Task data START
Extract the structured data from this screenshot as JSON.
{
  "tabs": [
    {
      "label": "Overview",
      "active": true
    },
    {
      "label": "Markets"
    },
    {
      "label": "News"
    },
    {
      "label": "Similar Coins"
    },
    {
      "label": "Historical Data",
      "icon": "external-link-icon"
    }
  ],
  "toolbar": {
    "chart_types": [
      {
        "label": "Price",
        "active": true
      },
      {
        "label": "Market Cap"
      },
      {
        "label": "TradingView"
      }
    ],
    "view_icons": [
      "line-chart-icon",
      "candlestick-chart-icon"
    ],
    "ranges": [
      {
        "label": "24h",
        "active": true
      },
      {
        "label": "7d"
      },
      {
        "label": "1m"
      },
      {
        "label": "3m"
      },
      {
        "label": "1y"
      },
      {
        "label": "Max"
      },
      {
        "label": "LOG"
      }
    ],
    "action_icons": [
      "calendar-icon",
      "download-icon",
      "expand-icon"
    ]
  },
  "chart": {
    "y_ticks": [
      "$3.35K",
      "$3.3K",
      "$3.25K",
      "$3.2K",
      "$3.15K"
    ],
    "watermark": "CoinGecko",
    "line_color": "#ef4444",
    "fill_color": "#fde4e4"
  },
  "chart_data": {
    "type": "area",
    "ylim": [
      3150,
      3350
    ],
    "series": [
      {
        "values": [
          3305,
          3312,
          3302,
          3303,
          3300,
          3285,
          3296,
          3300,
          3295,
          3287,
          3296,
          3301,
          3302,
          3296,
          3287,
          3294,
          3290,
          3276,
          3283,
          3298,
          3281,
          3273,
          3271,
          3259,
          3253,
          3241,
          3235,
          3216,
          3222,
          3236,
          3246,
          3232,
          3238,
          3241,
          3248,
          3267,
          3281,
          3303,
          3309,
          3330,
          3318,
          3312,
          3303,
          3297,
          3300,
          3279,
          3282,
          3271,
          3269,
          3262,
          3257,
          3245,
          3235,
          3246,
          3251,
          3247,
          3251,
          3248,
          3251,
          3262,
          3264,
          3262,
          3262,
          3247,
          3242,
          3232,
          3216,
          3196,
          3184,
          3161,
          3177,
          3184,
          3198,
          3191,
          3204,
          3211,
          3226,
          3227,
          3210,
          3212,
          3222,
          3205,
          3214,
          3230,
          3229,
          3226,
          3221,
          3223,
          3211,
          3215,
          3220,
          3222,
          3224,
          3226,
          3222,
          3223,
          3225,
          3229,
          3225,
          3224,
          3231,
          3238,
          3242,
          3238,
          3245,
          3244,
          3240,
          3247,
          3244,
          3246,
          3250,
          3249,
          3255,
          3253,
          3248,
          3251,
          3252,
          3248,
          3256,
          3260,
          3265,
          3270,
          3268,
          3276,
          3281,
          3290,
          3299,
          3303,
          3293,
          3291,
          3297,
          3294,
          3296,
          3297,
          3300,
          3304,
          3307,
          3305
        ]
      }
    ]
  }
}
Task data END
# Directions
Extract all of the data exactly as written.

# Your response
Extract the structured data from this screenshot as JSON.
{
  "tabs": [
    {
      "label": "Overview",
      "active": true
    },
    {
      "label": "Markets"
    },
    {
      "label": "News"
    },
    {
      "label": "Similar Coins"
    },
    {
      "label": "Historical Data",
      "icon": "external-link-icon"
    }
  ],
  "toolbar": {
    "chart_types": [
      {
        "label": "Price",
        "active": true
      },
      {
        "label": "Market Cap"
      },
      {
        "label": "TradingView"
      }
    ],
    "view_icons": [
      "line-chart-icon",
      "candlestick-chart-icon"
    ],
    "ranges": [
      {
        "label": "24h",
        "active": true
      },
      {
        "label": "7d"
      },
      {
        "label": "1m"
      },
      {
        "label": "3m"
      },
      {
        "label": "1y"
      },
      {
        "label": "Max"
      },
      {
        "label": "LOG"
      }
    ],
    "action_icons": [
      "calendar-icon",
      "download-icon",
      "expand-icon"
    ]
  },
  "chart": {
    "y_ticks": [
      "$3.35K",
      "$3.3K",
      "$3.25K",
      "$3.2K",
      "$3.15K"
    ],
    "watermark": "CoinGecko",
    "line_color": "#ef4444",
    "fill_color": "#fde4e4"
  },
  "chart_data": {
    "type": "area",
    "ylim": [
      3150,
      3350
    ],
    "series": [
      {
        "values": [
          3305,
          3312,
          3302,
          3303,
          3300,
          3285,
          3296,
          3300,
          3295,
          3287,
          3296,
          3301,
          3302,
          3296,
          3287,
          3294,
          3290,
          3276,
          3283,
          3298,
          3281,
          3273,
          3271,
          3259,
          3253,
          3241,
          3235,
          3216,
          3222,
          3236,
          3246,
          3232,
          3238,
          3241,
          3248,
          3267,
          3281,
          3303,
          3309,
          3330,
          3318,
          3312,
          3303,
          3297,
          3300,
          3279,
          3282,
          3271,
          3269,
          3262,
          3257,
          3245,
          3235,
          3246,
          3251,
          3247,
          3251,
          3248,
          3251,
          3262,
          3264,
          3262,
          3262,
          3247,
          3242,
          3232,
          3216,
          3196,
          3184,
          3161,
          3177,
          3184,
          3198,
          3191,
          3204,
          3211,
          3226,
          3227,
          3210,
          3212,
          3222,
          3205,
          3214,
          3230,
          3229,
          3226,
          3221,
          3223,
          3211,
          3215,
          3220,
          3222,
          3224,
          3226,
          3222,
          3223,
          3225,
          3229,
          3225,
          3224,
          3231,
          3238,
          3242,
          3238,
          3245,
          3244,
          3240,
          3247,
          3244,
          3246,
          3250,
          3249,
          3255,
          3253,
          3248,
          3251,
          3252,
          3248,
          3256,
          3260,
          3265,
          3270,
          3268,
          3276,
          3281,
          3290,
          3299,
          3303,
          3293,
          3291,
          3297,
          3294,
          3296,
          3297,
          3300,
          3304,
          3307,
          3305
        ]
      }
    ]
  }
}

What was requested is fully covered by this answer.